For more than 20 years, Melody Williams Yeh has been going to the Yucatan Peninsula and Mexico on vacation and business, including five years as a home-based travel agent who has sent hundreds, if not thousands, of clients to the region for weddings, honeymoons and vacations.
As she approaches her first-year anniversary living in downtown Cancun, Williams Yeh says she doesn’t recognize the image of Cancun and Playa del Carmen being portrayed back home through State Department advisories and in the American consumer media.
“For me, this has been very difficult to watch, because my neighbors and friends here are the nicest, kindest, people. In Cancun and Playa del Carmen, whether you work in the tourism industry or not, your life is indirectly or directly tied to tourism. So, this false, negative media coverage hurts.”
Williams Yeh has been going to Mexico with her family since she was six or seven years old. When she launched her travel career, she was visiting Mexico “every other month, between destination wedding shows and industry events, and vacations.”
Having absorbed the local culture and lifestyle for so many years, a little more than a year ago she decided to move with her dog to Cancun. “Everyone’s thinking is so much healthier here. It’s not just about getting ahead. There is an appreciation that what you put out to the universe comes back to you, so people are more family-oriented, community-oriented,” Williams Yeh said.

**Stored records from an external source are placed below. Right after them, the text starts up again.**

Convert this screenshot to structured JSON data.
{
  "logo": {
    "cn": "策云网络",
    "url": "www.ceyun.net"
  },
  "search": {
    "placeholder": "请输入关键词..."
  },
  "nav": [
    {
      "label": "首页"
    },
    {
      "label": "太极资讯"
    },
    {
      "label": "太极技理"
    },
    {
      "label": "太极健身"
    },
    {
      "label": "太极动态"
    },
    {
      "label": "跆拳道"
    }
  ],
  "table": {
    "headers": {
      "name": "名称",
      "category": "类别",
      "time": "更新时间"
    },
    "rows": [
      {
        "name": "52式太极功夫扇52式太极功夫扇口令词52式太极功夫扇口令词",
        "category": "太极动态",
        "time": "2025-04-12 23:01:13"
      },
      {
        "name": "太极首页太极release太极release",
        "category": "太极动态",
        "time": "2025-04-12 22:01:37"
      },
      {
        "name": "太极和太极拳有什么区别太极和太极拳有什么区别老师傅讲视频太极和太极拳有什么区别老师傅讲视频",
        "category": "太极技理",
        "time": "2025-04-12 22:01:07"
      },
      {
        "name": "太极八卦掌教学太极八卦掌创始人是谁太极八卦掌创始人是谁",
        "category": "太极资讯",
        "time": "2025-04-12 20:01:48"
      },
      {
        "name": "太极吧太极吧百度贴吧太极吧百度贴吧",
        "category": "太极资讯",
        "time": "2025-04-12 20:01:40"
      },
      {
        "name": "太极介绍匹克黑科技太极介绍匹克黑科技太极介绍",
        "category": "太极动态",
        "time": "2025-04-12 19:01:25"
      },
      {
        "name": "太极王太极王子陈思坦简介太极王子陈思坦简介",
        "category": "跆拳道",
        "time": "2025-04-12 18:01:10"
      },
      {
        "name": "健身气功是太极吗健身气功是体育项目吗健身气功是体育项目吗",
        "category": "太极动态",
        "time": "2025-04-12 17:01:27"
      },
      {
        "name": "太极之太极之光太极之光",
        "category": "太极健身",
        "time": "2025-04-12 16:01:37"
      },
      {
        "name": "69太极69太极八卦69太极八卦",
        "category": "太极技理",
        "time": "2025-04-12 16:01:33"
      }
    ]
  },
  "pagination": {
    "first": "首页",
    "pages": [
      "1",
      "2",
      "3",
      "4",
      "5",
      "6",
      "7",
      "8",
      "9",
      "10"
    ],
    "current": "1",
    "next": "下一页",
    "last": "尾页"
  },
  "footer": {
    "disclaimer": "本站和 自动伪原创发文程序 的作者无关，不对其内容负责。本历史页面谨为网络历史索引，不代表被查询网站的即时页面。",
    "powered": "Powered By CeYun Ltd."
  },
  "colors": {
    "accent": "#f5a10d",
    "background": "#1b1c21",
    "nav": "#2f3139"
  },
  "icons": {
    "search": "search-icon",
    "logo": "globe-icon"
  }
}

“Living here, I walk everywhere. I don’t even own a car, because most of everything I need to do, from grocery shopping to going to the movies, is right around the corner,” said Williams Yeh, who grew up and spent most of her life in Charlotte, North Carolina. “So, when I see stories and State Department advisories telling people how dangerous Cancun is, it’s not what I’m experiencing living here.”
“If anyone would be bothered, it would be me, a 28-year-old woman constantly out, walking through town,” she said. “Do things happen that you hear about in the media? Of course, they do. But I have never felt fear here.”
While Williams Yeh does not portray Cancun and the surrounding area as crime-free, she offered Travel Market Report a look into her life as both a resident, and someone who works daily with the local tourism industry and Americans traveling to the region.
Living a normal life
Today, Williams Yeh operates her home-based travel agency, Love Story Travel LLC, out of an apartment in a neighborhood on the southern edge of downtown Cancun. Most mornings, she walks to the Walmart around the corner to purchase a Greek yogurt for breakfast. Because it is so inexpensive, frequently she orders lunch delivered to her apartment.
She does all of her grocery shopping locally and has so many favorite restaurants — from Thai to authentic Spanish, and “including three amazing pizza shops within a mile of my house” — that Williams Yeh hasn’t eaten at a restaurant in the hotel zone once since she moved to Mexico. One of her favorite haunts is a local restaurant with 40 different craft beers. She also brags about the plethora of wine bars in town.
“But the local law enforcement is very strict about drunk driving, and they have DWI checkpoints most weekend evenings to prevent it, which helps you feel safer,” she said.
Most of the time, her evenings are no different than when she lived in Charlotte. “I’m chilling at home with my dog, or friends, or going to the movies. We have such amazing cinemas here, with sofas, a full bar with fresh cooked sandwiches, sushi,” Williams Yeh said. “It really takes you living here to see how normal it is.”
American viewpoints of safety
This contrasts with what Williams Yeh is increasingly hearing from her client base, which is mostly based in the contiguous 48 U.S. states.
With a clientele that skews towards her age demographic, Williams Yeh often is working to convince clients with little experience traveling abroad to not believe U.S. media coverage. “Their parents are talking them out of traveling here in some cases. One client, leading up to a recent trip I booked them here, told me ‘My aunt sends me an article every single day asking if Mexico is safe.’”
“There definitely is pushback, at the very beginning of a consultation. They’ll say ‘I want to go to the Caribbean, but not Mexico,’” she said. “I’m also getting a lot more requests for destinations in the United States, Napa, Europe.” She said she isn’t always sure if destination trends are directly or indirectly related to the recent negative media coverage.
Still other travelers who do come are staying on property, she said, or choosing Mexican resort areas further away from Cancun, like Riviera Maya.
“So many Americans think that if they go off resort, they are going to find that Mexicans hate Americans, and something bad will happen to them. What they don’t understand is that the locals want to take you in,” she said.
“Clients don’t want to take the tours that we’ve sold for years. They come down for the resorts and the beaches, but they’re not going to the ruins, even in basic escorted tours,” she said.
She also still hears concerns about tainted alcohol. When Williams Yeh goes out to the hotel zone, she sees behavior that she feels leads to the negative coverage. “I sit next to tourists at the bar, and they’re doing tequila shots, and then a drink with rum, and then vodka shots. You wouldn’t think this was safe to do at home. So why do you expect to mix alcohol all day here, and that you’ll be fine?”